(Stored dataset items)
───

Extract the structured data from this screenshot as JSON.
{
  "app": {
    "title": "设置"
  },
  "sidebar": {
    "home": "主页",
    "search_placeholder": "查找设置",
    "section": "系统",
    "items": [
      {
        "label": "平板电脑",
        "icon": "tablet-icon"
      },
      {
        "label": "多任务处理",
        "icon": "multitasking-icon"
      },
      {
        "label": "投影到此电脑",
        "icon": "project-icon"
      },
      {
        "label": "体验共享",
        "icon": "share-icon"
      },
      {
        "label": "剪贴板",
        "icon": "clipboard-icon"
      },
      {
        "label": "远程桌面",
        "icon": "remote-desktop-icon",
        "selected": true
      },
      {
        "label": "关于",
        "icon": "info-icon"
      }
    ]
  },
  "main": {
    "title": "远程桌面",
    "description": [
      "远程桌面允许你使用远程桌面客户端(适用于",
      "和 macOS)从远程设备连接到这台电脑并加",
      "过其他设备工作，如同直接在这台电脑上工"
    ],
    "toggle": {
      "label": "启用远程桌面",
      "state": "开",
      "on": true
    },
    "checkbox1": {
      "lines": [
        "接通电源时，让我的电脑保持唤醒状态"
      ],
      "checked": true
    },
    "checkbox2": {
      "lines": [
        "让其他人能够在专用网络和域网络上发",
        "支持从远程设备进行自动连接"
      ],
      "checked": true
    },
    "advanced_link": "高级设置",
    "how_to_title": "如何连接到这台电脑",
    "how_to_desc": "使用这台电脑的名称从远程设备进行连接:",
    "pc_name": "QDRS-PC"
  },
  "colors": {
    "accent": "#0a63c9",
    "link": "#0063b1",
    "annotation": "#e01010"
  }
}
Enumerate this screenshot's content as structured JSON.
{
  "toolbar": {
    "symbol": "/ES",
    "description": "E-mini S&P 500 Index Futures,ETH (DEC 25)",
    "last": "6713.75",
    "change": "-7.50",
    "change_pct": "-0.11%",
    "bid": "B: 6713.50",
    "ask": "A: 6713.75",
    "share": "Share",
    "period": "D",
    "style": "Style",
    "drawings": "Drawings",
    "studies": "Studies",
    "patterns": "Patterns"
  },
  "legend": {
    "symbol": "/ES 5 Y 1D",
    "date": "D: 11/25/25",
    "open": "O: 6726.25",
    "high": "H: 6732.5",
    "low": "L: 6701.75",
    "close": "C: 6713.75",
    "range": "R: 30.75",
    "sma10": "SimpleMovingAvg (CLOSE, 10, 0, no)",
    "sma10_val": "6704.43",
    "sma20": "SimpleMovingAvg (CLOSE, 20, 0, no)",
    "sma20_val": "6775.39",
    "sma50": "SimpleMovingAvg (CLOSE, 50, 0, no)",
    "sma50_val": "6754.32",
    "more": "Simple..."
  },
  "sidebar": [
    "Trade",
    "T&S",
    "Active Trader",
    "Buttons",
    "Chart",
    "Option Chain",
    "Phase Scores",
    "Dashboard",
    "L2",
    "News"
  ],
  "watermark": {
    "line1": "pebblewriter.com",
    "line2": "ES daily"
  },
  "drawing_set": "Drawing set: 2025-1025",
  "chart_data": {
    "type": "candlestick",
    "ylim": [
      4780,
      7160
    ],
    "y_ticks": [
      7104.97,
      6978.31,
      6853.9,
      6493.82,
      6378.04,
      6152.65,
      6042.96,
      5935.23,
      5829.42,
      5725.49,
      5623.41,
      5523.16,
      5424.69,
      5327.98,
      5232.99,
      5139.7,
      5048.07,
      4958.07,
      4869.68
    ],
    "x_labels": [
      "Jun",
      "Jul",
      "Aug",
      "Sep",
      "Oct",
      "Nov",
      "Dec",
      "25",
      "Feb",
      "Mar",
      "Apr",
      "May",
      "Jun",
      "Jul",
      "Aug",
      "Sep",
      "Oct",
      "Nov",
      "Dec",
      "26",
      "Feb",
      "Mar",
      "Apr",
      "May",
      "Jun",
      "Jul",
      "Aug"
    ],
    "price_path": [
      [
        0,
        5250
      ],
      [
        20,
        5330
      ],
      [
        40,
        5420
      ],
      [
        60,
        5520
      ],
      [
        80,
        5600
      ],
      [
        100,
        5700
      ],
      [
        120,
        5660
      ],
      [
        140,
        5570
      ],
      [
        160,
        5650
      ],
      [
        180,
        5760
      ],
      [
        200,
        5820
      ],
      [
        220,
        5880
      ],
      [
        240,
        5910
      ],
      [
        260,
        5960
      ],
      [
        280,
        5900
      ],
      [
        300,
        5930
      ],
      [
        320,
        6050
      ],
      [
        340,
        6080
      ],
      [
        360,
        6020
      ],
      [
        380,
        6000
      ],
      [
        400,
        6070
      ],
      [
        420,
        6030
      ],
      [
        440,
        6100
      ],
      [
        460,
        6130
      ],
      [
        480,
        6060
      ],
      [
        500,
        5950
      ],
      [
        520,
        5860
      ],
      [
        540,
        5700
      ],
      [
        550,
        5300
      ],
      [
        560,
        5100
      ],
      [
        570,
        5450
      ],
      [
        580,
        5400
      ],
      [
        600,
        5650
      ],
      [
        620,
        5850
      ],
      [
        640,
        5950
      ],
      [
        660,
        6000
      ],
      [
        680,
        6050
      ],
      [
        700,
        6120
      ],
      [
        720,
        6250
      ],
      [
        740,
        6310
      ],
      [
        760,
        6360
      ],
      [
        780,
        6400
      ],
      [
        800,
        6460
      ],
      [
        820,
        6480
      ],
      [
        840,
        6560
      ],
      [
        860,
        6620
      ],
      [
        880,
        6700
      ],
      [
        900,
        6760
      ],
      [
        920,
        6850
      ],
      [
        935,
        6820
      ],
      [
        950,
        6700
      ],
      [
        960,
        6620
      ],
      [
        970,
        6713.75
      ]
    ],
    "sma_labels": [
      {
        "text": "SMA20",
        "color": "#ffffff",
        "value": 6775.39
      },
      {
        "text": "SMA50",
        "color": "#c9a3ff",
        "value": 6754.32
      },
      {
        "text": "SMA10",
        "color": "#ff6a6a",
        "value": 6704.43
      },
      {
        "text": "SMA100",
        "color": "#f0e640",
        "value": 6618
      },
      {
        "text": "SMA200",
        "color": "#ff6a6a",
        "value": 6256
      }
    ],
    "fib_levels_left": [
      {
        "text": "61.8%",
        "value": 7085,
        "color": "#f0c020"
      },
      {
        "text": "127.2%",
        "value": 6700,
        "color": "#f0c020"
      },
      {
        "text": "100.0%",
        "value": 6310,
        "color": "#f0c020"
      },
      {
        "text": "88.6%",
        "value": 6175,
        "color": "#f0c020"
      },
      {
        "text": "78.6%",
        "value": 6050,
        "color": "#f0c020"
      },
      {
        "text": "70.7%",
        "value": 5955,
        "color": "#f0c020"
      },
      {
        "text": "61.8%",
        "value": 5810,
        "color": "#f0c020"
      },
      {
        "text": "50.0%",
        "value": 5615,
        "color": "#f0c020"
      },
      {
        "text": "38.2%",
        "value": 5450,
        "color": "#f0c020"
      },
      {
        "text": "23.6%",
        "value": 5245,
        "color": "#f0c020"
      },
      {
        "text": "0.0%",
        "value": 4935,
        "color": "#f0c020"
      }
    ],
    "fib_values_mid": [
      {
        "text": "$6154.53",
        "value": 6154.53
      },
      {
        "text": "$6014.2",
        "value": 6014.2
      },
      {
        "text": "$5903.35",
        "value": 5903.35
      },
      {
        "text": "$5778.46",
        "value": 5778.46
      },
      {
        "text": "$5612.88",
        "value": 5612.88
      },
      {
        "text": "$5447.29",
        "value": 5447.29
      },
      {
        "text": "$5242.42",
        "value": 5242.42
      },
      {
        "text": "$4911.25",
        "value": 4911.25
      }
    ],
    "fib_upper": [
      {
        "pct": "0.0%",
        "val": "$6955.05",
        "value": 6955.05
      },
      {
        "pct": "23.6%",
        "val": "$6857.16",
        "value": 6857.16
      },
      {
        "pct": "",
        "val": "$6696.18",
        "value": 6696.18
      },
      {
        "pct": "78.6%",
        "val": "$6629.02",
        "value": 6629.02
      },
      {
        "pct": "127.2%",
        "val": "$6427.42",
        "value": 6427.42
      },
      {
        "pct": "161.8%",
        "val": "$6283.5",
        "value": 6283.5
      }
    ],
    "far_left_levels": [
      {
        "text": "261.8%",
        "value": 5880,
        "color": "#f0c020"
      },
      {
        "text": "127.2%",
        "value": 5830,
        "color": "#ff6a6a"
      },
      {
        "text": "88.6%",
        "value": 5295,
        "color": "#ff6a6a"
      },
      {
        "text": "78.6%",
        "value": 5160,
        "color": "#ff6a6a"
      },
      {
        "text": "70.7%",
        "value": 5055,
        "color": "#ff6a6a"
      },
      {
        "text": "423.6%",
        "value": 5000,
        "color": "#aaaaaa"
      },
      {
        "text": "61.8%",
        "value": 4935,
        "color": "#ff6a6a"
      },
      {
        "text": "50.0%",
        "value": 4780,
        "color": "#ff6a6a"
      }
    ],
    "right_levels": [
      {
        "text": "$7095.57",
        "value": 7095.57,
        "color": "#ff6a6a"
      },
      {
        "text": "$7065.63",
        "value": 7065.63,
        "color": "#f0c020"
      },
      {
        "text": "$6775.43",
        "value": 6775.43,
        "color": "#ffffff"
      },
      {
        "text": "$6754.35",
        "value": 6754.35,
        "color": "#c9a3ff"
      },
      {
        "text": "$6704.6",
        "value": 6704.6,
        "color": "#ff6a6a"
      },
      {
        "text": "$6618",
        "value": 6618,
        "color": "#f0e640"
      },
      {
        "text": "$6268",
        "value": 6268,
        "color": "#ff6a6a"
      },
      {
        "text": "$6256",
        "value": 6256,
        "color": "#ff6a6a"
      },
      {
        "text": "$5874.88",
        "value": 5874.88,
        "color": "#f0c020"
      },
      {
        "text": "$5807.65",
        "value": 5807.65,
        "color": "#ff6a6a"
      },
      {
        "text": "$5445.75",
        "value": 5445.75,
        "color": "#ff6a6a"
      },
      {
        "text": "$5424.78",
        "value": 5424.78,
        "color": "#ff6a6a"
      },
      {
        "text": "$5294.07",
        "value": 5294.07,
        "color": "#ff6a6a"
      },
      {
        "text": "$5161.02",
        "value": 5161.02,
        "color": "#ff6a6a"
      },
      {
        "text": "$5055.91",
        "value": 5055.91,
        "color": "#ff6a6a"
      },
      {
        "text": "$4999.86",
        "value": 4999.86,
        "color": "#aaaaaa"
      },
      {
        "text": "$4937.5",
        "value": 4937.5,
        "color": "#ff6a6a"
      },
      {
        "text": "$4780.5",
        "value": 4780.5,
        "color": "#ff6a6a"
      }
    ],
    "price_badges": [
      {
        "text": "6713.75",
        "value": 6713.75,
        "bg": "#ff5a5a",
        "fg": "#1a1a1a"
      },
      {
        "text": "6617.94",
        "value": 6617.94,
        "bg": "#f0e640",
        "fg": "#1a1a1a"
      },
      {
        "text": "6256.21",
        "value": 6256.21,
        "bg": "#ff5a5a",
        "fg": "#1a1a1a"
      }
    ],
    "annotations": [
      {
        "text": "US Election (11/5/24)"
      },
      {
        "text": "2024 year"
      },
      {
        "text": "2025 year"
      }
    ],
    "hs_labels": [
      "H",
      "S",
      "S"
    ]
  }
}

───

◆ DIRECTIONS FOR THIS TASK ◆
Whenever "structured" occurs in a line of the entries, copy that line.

◆ RESPONSE FOR THIS EXERCISE ◆
Extract the structured data from this screenshot as JSON.
Enumerate this screenshot's content as structured JSON.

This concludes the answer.